Q: Should I ask in person or by email?
A: There are legitimate differences of opinion and, as in all cases, in depends on your relationship with the writer. Some advisors think the invitation should always come in person, if possible. However, I sometimes prefer to be asked initially by email - especially if the request comes from a student with whom I haven’t had contact for a while. I want to sit and think about the letter that I might be able to write before responding, without someone in the room expecting an answer. If you do ask by email, provide all the necessary information (see above) and offer to meet the writer in person, if desired, to talk in greater detail about your application and what the letter might contain. Also be sure to use excellent etiquette in your email.
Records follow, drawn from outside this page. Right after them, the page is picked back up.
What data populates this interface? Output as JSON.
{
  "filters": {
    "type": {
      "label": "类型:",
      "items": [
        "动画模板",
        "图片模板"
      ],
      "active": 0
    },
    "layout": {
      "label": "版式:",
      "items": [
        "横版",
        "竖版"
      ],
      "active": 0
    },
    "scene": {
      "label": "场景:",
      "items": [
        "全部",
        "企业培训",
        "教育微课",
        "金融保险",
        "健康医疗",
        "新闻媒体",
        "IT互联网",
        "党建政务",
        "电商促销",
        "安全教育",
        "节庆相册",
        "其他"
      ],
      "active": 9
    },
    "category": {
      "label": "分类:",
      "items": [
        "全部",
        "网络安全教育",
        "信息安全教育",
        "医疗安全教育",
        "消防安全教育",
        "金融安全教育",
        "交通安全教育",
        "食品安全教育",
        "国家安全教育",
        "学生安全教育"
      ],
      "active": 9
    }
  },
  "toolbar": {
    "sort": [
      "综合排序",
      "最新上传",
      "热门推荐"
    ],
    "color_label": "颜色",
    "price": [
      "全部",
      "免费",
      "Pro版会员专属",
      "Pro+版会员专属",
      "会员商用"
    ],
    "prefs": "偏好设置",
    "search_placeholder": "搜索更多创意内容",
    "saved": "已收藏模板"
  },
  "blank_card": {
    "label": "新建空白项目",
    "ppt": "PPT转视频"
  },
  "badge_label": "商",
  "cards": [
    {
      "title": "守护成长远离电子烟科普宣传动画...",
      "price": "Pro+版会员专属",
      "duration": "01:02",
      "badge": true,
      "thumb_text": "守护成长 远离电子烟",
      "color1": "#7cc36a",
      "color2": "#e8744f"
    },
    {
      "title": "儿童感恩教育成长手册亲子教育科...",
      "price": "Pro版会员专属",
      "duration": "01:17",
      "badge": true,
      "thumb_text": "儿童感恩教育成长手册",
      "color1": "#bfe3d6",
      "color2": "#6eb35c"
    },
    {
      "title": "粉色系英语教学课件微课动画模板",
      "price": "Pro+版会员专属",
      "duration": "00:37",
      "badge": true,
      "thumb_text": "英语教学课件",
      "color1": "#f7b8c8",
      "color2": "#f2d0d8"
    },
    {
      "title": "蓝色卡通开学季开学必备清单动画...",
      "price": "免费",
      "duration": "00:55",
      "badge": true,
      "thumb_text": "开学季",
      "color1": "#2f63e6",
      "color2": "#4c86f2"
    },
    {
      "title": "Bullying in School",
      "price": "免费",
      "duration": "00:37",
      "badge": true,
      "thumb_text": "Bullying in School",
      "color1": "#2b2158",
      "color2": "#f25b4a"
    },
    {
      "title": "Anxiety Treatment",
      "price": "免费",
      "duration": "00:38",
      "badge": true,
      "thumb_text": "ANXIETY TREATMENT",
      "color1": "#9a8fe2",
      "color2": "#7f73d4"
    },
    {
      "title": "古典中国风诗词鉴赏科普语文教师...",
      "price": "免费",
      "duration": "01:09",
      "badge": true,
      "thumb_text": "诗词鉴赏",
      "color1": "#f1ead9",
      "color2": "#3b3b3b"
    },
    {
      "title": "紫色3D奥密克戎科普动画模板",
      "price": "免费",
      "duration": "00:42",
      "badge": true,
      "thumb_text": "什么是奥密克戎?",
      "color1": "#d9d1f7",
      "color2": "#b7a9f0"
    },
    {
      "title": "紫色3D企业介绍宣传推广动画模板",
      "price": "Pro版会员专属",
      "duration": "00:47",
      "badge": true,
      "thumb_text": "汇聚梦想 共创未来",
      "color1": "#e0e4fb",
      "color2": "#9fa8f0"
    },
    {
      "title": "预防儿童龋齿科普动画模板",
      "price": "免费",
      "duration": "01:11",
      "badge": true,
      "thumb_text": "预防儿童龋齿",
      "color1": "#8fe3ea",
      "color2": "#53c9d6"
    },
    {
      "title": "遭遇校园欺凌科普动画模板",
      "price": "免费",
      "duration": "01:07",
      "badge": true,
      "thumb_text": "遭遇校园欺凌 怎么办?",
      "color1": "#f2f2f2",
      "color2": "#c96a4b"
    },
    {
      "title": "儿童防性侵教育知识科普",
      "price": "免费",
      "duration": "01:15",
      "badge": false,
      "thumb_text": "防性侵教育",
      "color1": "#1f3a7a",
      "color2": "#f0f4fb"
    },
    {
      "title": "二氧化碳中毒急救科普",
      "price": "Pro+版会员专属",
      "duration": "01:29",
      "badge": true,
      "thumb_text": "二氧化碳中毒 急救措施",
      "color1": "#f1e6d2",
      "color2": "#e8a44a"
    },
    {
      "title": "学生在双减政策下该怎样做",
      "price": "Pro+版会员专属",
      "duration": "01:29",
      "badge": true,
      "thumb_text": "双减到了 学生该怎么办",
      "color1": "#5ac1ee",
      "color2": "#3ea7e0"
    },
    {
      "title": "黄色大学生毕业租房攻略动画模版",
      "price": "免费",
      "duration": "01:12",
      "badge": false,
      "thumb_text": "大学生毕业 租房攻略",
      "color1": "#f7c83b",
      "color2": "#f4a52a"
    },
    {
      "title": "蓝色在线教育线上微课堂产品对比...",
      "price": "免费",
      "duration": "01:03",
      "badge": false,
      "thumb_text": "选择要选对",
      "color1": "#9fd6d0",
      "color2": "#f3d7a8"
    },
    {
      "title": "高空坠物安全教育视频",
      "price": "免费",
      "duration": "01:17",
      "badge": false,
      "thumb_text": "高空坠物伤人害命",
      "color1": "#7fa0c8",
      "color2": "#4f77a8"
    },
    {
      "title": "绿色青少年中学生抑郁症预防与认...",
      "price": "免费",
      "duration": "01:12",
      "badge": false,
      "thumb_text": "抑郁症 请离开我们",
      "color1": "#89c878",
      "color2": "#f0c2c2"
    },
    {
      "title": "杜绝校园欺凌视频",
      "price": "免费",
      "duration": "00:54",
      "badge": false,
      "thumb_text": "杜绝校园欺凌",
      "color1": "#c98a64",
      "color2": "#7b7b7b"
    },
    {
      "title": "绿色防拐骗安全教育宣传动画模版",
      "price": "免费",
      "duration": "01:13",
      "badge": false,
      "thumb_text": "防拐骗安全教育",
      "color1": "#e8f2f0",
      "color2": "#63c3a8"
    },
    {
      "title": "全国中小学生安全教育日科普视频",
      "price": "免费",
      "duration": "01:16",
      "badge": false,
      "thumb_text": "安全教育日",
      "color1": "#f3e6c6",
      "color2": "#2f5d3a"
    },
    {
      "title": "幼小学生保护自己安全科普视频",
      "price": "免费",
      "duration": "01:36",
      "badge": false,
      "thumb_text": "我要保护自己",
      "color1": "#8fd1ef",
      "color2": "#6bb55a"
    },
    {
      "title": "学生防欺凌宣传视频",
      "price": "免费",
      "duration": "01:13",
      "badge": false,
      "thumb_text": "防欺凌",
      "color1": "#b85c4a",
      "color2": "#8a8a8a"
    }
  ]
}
Address the writer by her/his formal title until you are invited to use first names (or have clearly developed an informal relationship). Make sure your emails are concise, courteous, and that you’ve checked spelling and grammar - in other words, represent you as professional.
Q: What if I’ve asked someone by email but haven’t received a response?
A: This is a tricky situation because you don’t want to wait too long for a response and then have to ask another potential writer with very short notice. It is a good reason to start asking for letters well in advance of the one month deadline. If you are on campus, you can stop by the writer’s office or contact her/his department for suggestions about how to get in touch.
Q: What if the writer asks me to write a first draft?
A: This is a big red flag. Talk with an advisor about how to handle this situation. Many programs and scholarships will consider this a violation of academic integrity. Some letter writers are legitimately busy and may ask you for materials to include in a letter. You can provide a list of key accomplishments, reminders of details (e.g. your interactions with the writer), and points that you’re hoping the letter writer can emphasize. I suggest providing such information as bullet points, not in prose form.
Q: How should I remind letter writers about an upcoming deadline?
A: Provided they are not too frequent and politely phrased, most letter writers appreciate the occasional reminder of an upcoming deadline. One polite way to do this is to provide the writer with updates about your own application. “Now that I’ve finished my personal statement, I wanted to provide you with the latest draft. Please let me know if you need anything else before the ... deadline.” This will put you back at the top of the writer’s inbox.
Q: Should I write a thank you note?
A: Yes, absolutely. You should let the writer know the outcome of the application either way. This is not only good etiquette, but an opportunity for you to express genuine gratitude for what the writer has meant to your academic and professional career. I don’t mind telling you that I keep all my notes and read them occasionally to remember former students and remind myself why I do this!